Keep your dog on a lead to control their exposure to potentially risky areas
Apply parasiticide sprays (prescribed by your vet) to the feet, legs and underside of your dog about 1-2 hours before woodland walks to deter harvest mites
If you notice any harvest mites on your dog, wipe them off with a damp cloth as soon as possible, and talk to your vet about a topical treatment spray.
Research and awareness around SCI have improved over the years. There has been a drop in fatal cases since 2010, showcasing the impact of early intervention and the veterinary community's growing understanding of the illness.
SCI first emerged among dogs who had been walking in the Sandringham estate in Norfolk. More cases then began to surface in other woodland areas, particularly in East Anglia, Nottinghamshire, and Lincolnshire. Commonly reported hotspots in the UK have included (although these locations can vary over time):
- Sherwood Forest in Nottinghamshire
- Thetford Forest on the border between Norfolk and Suffolk
- The New Forest in Hampshire
- Cannock Chase in Staffordshire
- Clumber Park in Nottinghamshire
- Sandringham Estate in Norfolk
It's important to note that while these areas have had reports of SCI, this illness is still rare. If you plan to walk your dog in these or other woodland areas, just be vigilant and watch for any symptoms. Check with your local vet practice or animal health organisation for the most current information.

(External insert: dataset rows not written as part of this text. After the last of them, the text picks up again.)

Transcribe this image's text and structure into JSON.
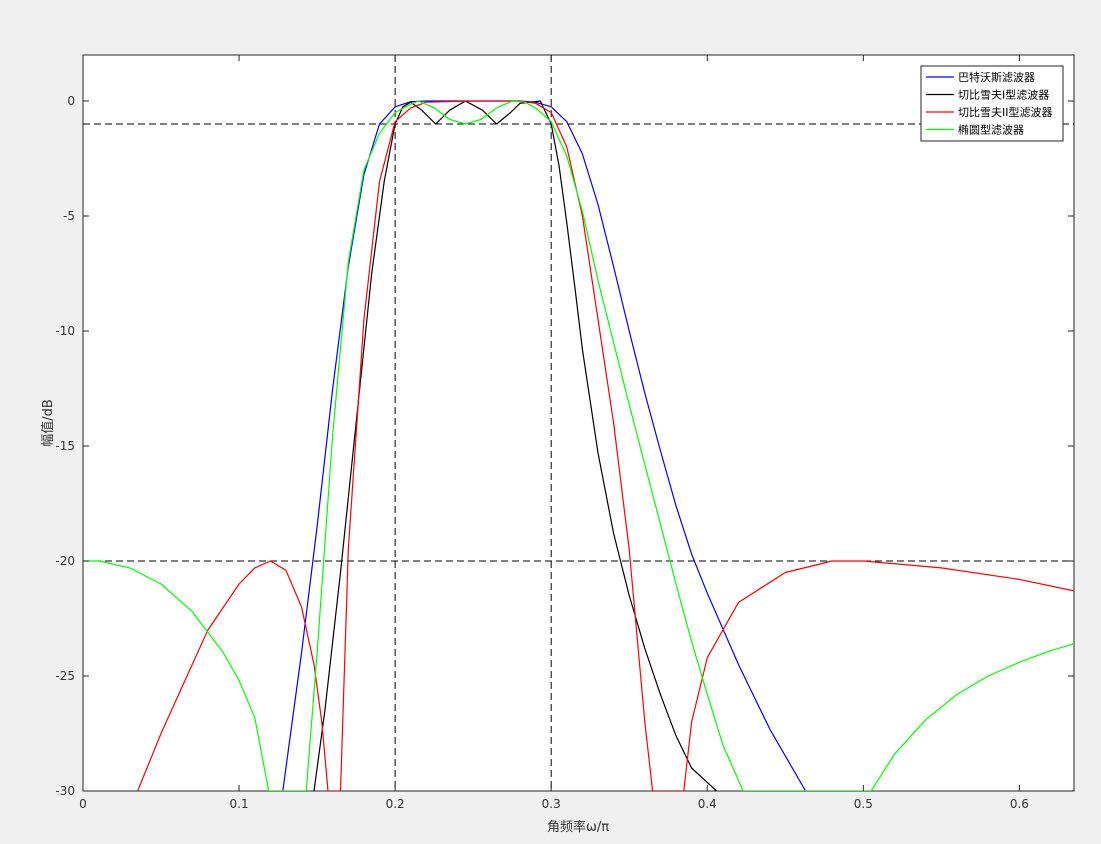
{
  "chart_data": {
    "type": "line",
    "title": "",
    "xlabel": "角频率ω/π",
    "ylabel": "幅值/dB",
    "xlim": [
      0,
      0.635
    ],
    "ylim": [
      -30,
      2
    ],
    "xticks": [
      0,
      0.1,
      0.2,
      0.3,
      0.4,
      0.5,
      0.6
    ],
    "xtick_labels": [
      "0",
      "0.1",
      "0.2",
      "0.3",
      "0.4",
      "0.5",
      "0.6"
    ],
    "yticks": [
      0,
      -5,
      -10,
      -15,
      -20,
      -25,
      -30
    ],
    "ytick_labels": [
      "0",
      "-5",
      "-10",
      "-15",
      "-20",
      "-25",
      "-30"
    ],
    "grid": false,
    "legend_position": "top-right",
    "reference_lines": {
      "vertical_x": [
        0.2,
        0.3
      ],
      "horizontal_y": [
        -1,
        -20
      ]
    },
    "series": [
      {
        "name": "巴特沃斯滤波器",
        "color": "#0000ff",
        "x": [
          0.128,
          0.14,
          0.15,
          0.16,
          0.17,
          0.18,
          0.19,
          0.2,
          0.21,
          0.22,
          0.25,
          0.28,
          0.29,
          0.3,
          0.31,
          0.32,
          0.33,
          0.34,
          0.35,
          0.36,
          0.37,
          0.38,
          0.39,
          0.4,
          0.42,
          0.44,
          0.463
        ],
        "y": [
          -30,
          -24,
          -18.5,
          -12.5,
          -7.2,
          -3.2,
          -1,
          -0.25,
          -0.03,
          0,
          0,
          0,
          -0.05,
          -0.25,
          -0.9,
          -2.3,
          -4.5,
          -7.2,
          -10,
          -12.7,
          -15.2,
          -17.6,
          -19.7,
          -21.4,
          -24.5,
          -27.3,
          -30
        ]
      },
      {
        "name": "切比雪夫I型滤波器",
        "color": "#000000",
        "x": [
          0.148,
          0.155,
          0.165,
          0.175,
          0.185,
          0.193,
          0.2,
          0.205,
          0.21,
          0.217,
          0.226,
          0.235,
          0.245,
          0.256,
          0.265,
          0.274,
          0.28,
          0.287,
          0.293,
          0.3,
          0.305,
          0.31,
          0.315,
          0.32,
          0.33,
          0.34,
          0.35,
          0.36,
          0.37,
          0.38,
          0.39,
          0.406
        ],
        "y": [
          -30,
          -26.5,
          -20.5,
          -14,
          -7.5,
          -3.5,
          -1,
          -0.25,
          -0.05,
          -0.4,
          -1,
          -0.4,
          0,
          -0.4,
          -1,
          -0.5,
          -0.1,
          -0.05,
          0,
          -1,
          -2.8,
          -5.3,
          -8,
          -10.8,
          -15.3,
          -18.8,
          -21.5,
          -23.8,
          -25.8,
          -27.6,
          -29,
          -30
        ]
      },
      {
        "name": "切比雪夫II型滤波器",
        "color": "#ff0000",
        "x": [
          0.035,
          0.05,
          0.06,
          0.07,
          0.08,
          0.09,
          0.1,
          0.11,
          0.12,
          0.13,
          0.14,
          0.148,
          0.153,
          0.157,
          0.165,
          0.17,
          0.18,
          0.19,
          0.2,
          0.21,
          0.22,
          0.25,
          0.28,
          0.29,
          0.3,
          0.31,
          0.32,
          0.33,
          0.34,
          0.35,
          0.36,
          0.365,
          0.385,
          0.39,
          0.4,
          0.42,
          0.45,
          0.48,
          0.5,
          0.55,
          0.6,
          0.635
        ],
        "y": [
          -30,
          -27.5,
          -26,
          -24.5,
          -23,
          -22,
          -21,
          -20.3,
          -20,
          -20.4,
          -22,
          -24.5,
          -27,
          -30,
          -30,
          -19.5,
          -9.5,
          -3.5,
          -0.9,
          -0.3,
          -0.05,
          0,
          0,
          -0.1,
          -0.5,
          -2,
          -5,
          -9.5,
          -14,
          -19.5,
          -27,
          -30,
          -30,
          -27,
          -24.2,
          -21.8,
          -20.5,
          -20,
          -20,
          -20.3,
          -20.8,
          -21.3
        ]
      },
      {
        "name": "椭圆型滤波器",
        "color": "#00ff00",
        "x": [
          0,
          0.01,
          0.03,
          0.05,
          0.07,
          0.09,
          0.1,
          0.11,
          0.119,
          0.143,
          0.15,
          0.16,
          0.17,
          0.18,
          0.19,
          0.2,
          0.21,
          0.215,
          0.225,
          0.235,
          0.245,
          0.255,
          0.265,
          0.275,
          0.283,
          0.29,
          0.3,
          0.31,
          0.32,
          0.33,
          0.34,
          0.35,
          0.36,
          0.37,
          0.38,
          0.39,
          0.4,
          0.41,
          0.423,
          0.505,
          0.52,
          0.54,
          0.56,
          0.58,
          0.6,
          0.62,
          0.635
        ],
        "y": [
          -20,
          -20,
          -20.3,
          -21,
          -22.2,
          -24,
          -25.2,
          -26.8,
          -30,
          -30,
          -24,
          -14.5,
          -7,
          -3,
          -1.4,
          -0.5,
          -0.15,
          0,
          -0.3,
          -0.8,
          -1,
          -0.8,
          -0.3,
          0,
          -0.05,
          -0.3,
          -0.9,
          -2.4,
          -4.8,
          -7.8,
          -10.5,
          -13.2,
          -15.8,
          -18.4,
          -21,
          -23.5,
          -25.8,
          -28,
          -30,
          -30,
          -28.4,
          -26.9,
          -25.8,
          -25,
          -24.4,
          -23.9,
          -23.6
        ]
      }
    ]
  }
}
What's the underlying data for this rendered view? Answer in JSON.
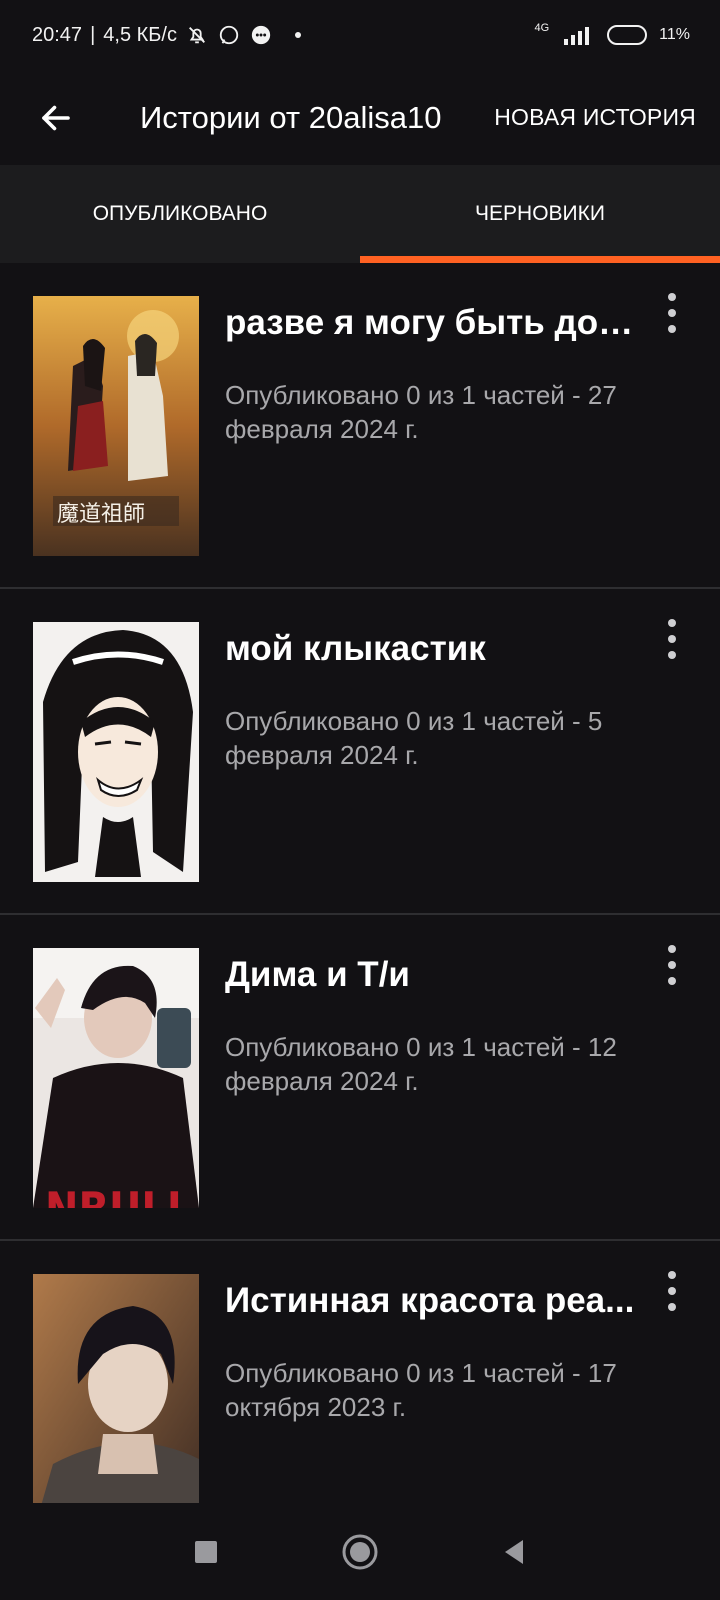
{
  "status_bar": {
    "time": "20:47",
    "speed": "4,5 КБ/с",
    "network": "4G",
    "battery": "11%",
    "battery_level": 0.11,
    "icons": [
      "bell-off-icon",
      "whatsapp-icon",
      "chat-bubble-icon"
    ]
  },
  "app_bar": {
    "title": "Истории от 20alisa10",
    "new_story": "НОВАЯ ИСТОРИЯ"
  },
  "tabs": [
    {
      "label": "ОПУБЛИКОВАНО",
      "active": false
    },
    {
      "label": "ЧЕРНОВИКИ",
      "active": true
    }
  ],
  "accent_color": "#ff6122",
  "stories": [
    {
      "title": "разве я могу быть доб...",
      "meta": "Опубликовано 0 из 1 частей - 27 февраля 2024 г.",
      "cover": "anime-illustration"
    },
    {
      "title": "мой клыкастик",
      "meta": "Опубликовано 0 из 1 частей - 5 февраля 2024 г.",
      "cover": "manga-portrait"
    },
    {
      "title": "Дима и Т/и",
      "meta": "Опубликовано 0 из 1 частей - 12 февраля 2024 г.",
      "cover": "mirror-selfie-photo"
    },
    {
      "title": "Истинная красота реа...",
      "meta": "Опубликовано 0 из 1 частей - 17 октября 2023 г.",
      "cover": "portrait-photo"
    }
  ],
  "nav_bar": {
    "icons": [
      "square-recent-icon",
      "circle-home-icon",
      "triangle-back-icon"
    ]
  }
}
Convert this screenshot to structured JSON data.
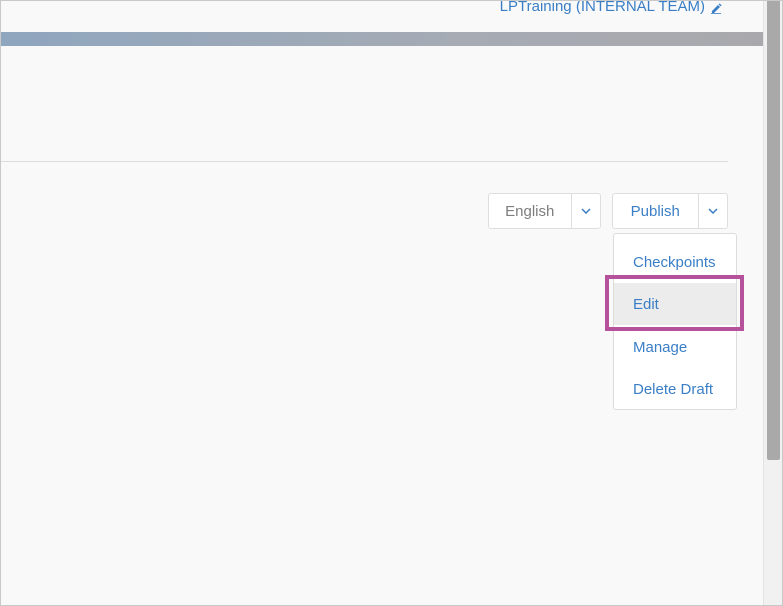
{
  "header": {
    "user_label": "LPTraining (INTERNAL TEAM)",
    "user_edit_icon": "pencil-icon"
  },
  "toolbar": {
    "language": {
      "label": "English",
      "caret_icon": "chevron-down-icon"
    },
    "publish": {
      "label": "Publish",
      "caret_icon": "chevron-down-icon"
    }
  },
  "publish_menu": {
    "items": [
      {
        "label": "Checkpoints"
      },
      {
        "label": "Edit"
      },
      {
        "label": "Manage"
      },
      {
        "label": "Delete Draft"
      }
    ],
    "highlighted_item": "Edit"
  },
  "colors": {
    "link": "#3a7ec6",
    "highlight_border": "#b5529b",
    "hover_bg": "#ececec",
    "muted_text": "#7d7d7d"
  }
}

Any studies around SCI in dogs?
One study published in 2012 highlighted incidents between 2009 to 2011 where dogs became seriously ill or died after woodland walks, especially in Norfolk and Nottinghamshire, due to SCI. In one case, two Yorkshire terriers from Bolton experienced severe harvest mite infestations after a long walk in Delamere Forest, Cheshire, followed by one of the dogs succumbing to SCI. The study suggests that the severe infestations and exposure to mite saliva could potentially trigger SCI.
The now defunct Animal Health Trust documented over 300 cases of SCI, including 16 fatalities. It also said many more instances may have gone unreported.
Another study published in 2013 explored a potential link between mushroom poisoning and SCI. The report noted similar symptoms between the two conditions — such as vomiting, diarrhoea, and lethargy — especially after dogs had visited woodland areas in autumn. The study raised the possibility that some cases thought to be SCI might actually be mushroom poisoning. But it concluded there's no clear evidence yet linking mushroom toxicosis to the cluster of SCI cases.